WORK TASK. If a record contains a picture, leave the picture out and copy everything else exactly.

BEGIN

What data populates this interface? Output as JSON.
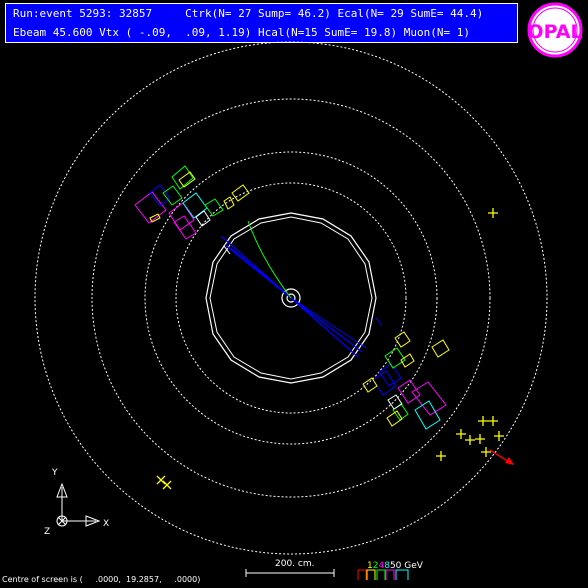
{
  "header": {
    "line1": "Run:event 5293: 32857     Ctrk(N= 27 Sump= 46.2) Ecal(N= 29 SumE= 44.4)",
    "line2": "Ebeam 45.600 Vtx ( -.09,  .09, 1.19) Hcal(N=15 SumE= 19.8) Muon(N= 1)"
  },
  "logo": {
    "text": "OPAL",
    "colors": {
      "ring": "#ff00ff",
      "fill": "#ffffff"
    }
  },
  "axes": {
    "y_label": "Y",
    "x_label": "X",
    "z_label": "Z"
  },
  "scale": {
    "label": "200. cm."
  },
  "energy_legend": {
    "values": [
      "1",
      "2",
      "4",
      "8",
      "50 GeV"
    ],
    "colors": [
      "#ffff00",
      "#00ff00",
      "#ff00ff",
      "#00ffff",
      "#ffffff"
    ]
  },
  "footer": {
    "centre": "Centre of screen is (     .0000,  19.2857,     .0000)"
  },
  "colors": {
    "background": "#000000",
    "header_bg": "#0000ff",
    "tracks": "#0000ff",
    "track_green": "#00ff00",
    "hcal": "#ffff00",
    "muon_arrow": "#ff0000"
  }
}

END

RESULT BELOW.
What data populates this interface? Output as JSON.
{
  "header": {
    "line1": "Run:event 5293: 32857     Ctrk(N= 27 Sump= 46.2) Ecal(N= 29 SumE= 44.4)",
    "line2": "Ebeam 45.600 Vtx ( -.09,  .09, 1.19) Hcal(N=15 SumE= 19.8) Muon(N= 1)"
  },
  "logo": {
    "text": "OPAL",
    "colors": {
      "ring": "#ff00ff",
      "fill": "#ffffff"
    }
  },
  "axes": {
    "y_label": "Y",
    "x_label": "X",
    "z_label": "Z"
  },
  "scale": {
    "label": "200. cm."
  },
  "energy_legend": {
    "values": [
      "1",
      "2",
      "4",
      "8",
      "50 GeV"
    ],
    "colors": [
      "#ffff00",
      "#00ff00",
      "#ff00ff",
      "#00ffff",
      "#ffffff"
    ]
  },
  "footer": {
    "centre": "Centre of screen is (     .0000,  19.2857,     .0000)"
  },
  "colors": {
    "background": "#000000",
    "header_bg": "#0000ff",
    "tracks": "#0000ff",
    "track_green": "#00ff00",
    "hcal": "#ffff00",
    "muon_arrow": "#ff0000"
  }
}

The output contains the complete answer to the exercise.